===== Data provided

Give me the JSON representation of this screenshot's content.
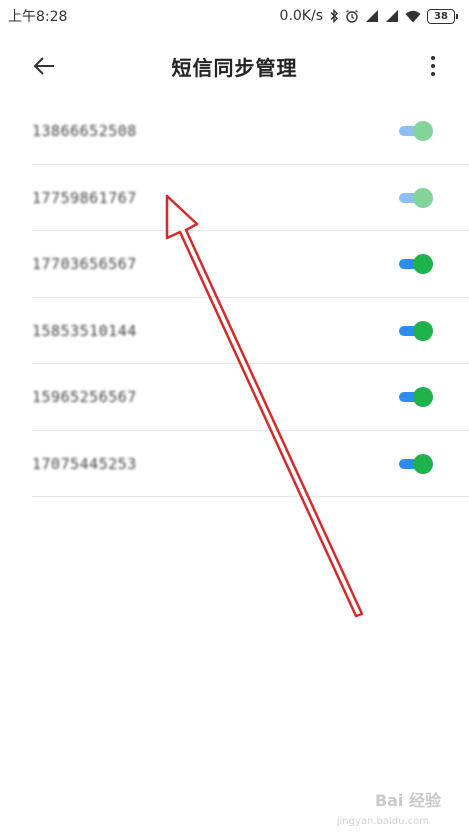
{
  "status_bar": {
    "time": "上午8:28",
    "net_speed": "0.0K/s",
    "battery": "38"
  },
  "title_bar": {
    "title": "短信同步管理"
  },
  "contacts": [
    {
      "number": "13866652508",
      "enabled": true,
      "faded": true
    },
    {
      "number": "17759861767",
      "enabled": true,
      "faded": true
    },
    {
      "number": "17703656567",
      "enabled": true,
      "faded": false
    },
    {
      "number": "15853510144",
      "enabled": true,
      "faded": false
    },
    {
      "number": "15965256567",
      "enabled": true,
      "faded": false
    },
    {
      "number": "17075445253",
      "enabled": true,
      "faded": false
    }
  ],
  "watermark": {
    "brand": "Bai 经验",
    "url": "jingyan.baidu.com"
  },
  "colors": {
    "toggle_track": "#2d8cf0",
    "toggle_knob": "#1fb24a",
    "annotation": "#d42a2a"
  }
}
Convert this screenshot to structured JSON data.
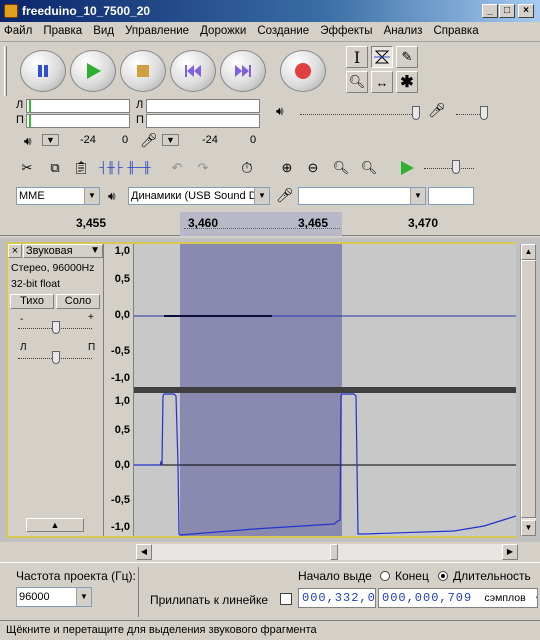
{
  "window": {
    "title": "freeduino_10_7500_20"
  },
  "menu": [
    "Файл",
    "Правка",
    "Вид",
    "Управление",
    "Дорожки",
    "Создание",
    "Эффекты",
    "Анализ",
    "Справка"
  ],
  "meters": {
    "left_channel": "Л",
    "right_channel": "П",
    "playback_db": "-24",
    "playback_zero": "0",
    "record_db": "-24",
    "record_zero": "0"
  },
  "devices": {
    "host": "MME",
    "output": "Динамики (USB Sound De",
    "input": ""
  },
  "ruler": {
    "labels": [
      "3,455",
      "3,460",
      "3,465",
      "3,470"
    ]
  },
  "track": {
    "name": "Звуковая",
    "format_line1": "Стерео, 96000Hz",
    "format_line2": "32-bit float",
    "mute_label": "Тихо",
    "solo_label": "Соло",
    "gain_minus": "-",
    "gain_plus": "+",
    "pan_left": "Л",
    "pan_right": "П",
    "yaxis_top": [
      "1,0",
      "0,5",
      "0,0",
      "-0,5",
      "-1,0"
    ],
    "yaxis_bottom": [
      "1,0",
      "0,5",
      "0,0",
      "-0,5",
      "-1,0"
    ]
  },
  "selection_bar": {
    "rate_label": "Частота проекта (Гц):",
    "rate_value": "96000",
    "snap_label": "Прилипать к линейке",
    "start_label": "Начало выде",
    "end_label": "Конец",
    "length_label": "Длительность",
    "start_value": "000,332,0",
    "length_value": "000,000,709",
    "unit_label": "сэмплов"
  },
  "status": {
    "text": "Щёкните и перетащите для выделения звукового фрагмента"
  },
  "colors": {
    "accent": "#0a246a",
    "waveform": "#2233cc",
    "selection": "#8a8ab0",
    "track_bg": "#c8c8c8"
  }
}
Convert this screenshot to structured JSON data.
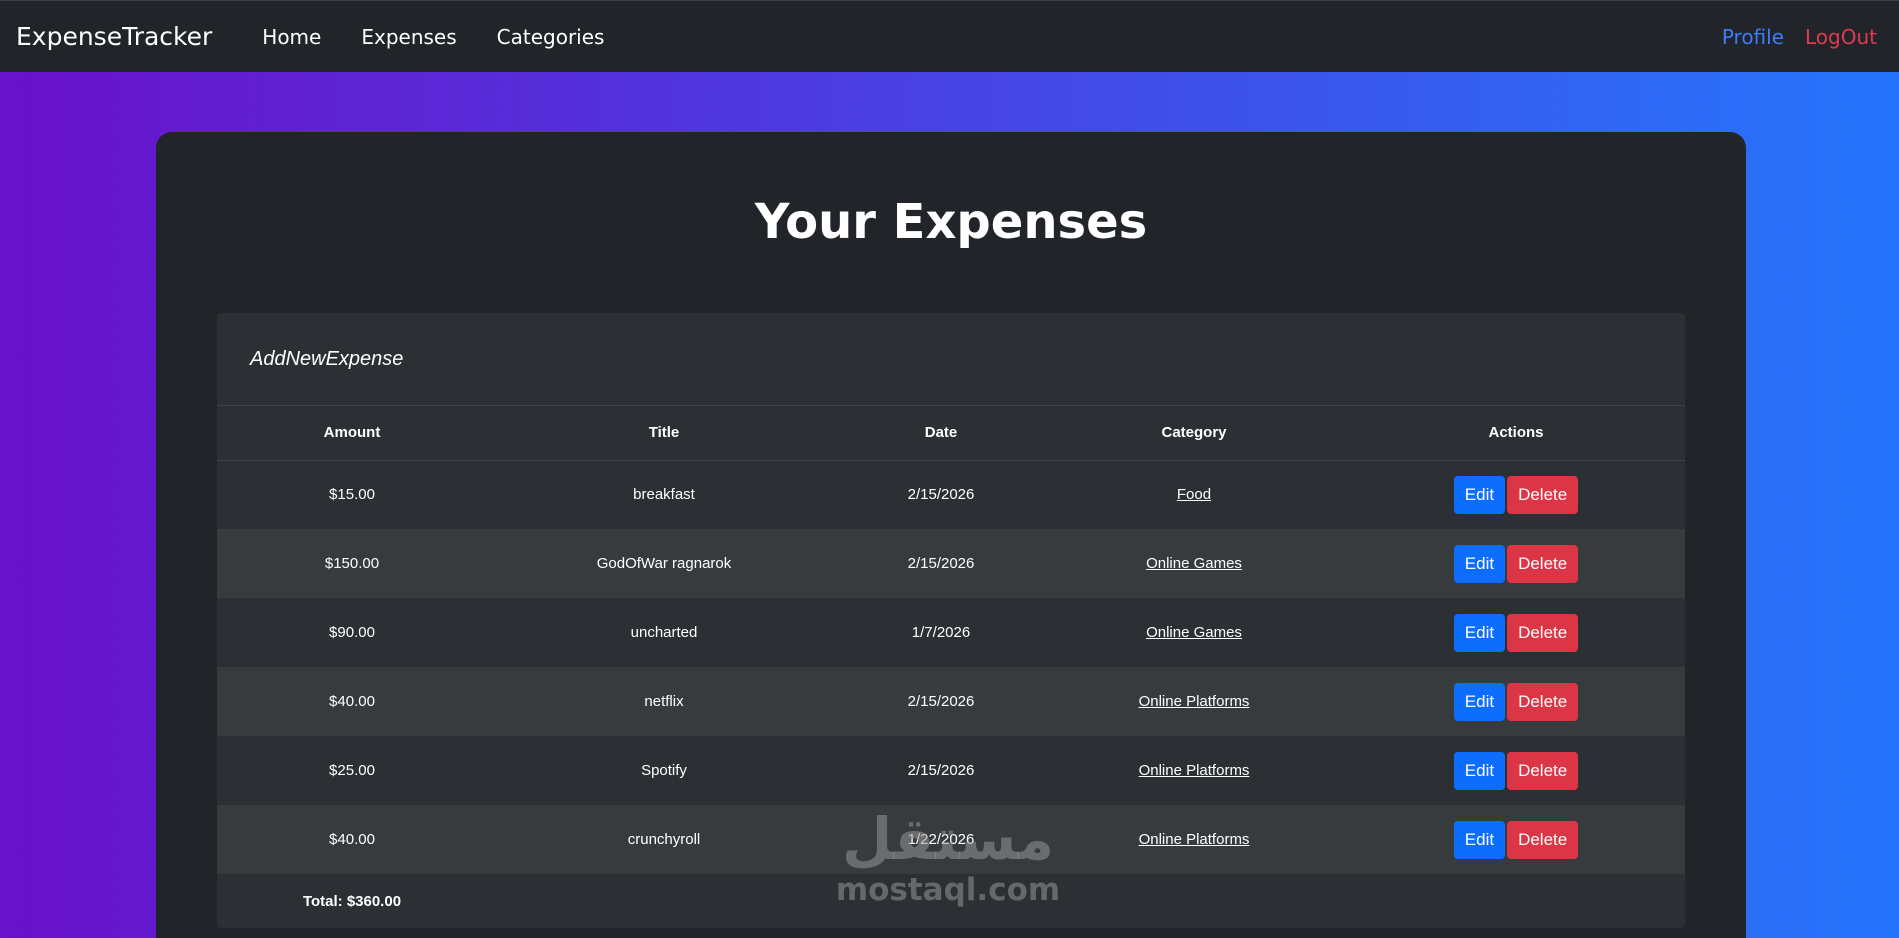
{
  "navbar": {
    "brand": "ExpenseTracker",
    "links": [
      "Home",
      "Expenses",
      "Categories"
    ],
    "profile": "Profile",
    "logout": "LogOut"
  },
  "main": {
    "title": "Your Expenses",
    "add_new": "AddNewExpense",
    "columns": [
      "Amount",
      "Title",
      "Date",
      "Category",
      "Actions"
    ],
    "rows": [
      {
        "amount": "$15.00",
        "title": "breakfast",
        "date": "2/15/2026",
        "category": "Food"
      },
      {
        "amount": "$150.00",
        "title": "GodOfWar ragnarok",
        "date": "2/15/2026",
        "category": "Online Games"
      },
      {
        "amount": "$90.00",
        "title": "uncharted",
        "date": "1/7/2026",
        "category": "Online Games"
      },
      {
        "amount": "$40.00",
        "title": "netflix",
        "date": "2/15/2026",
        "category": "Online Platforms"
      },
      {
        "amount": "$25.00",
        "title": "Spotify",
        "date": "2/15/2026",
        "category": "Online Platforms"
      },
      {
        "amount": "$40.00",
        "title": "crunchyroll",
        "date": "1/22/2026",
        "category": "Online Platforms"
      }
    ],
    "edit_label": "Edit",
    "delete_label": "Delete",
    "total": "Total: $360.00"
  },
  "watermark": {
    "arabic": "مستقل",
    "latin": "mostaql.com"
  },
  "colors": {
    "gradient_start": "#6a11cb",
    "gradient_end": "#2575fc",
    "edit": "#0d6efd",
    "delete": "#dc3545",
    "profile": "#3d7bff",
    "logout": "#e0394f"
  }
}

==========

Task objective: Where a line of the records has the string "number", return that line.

Result of this exercise:
      "number": "13866652508",
      "number": "17759861767",
      "number": "17703656567",
      "number": "15853510144",
      "number": "15965256567",
      "number": "17075445253",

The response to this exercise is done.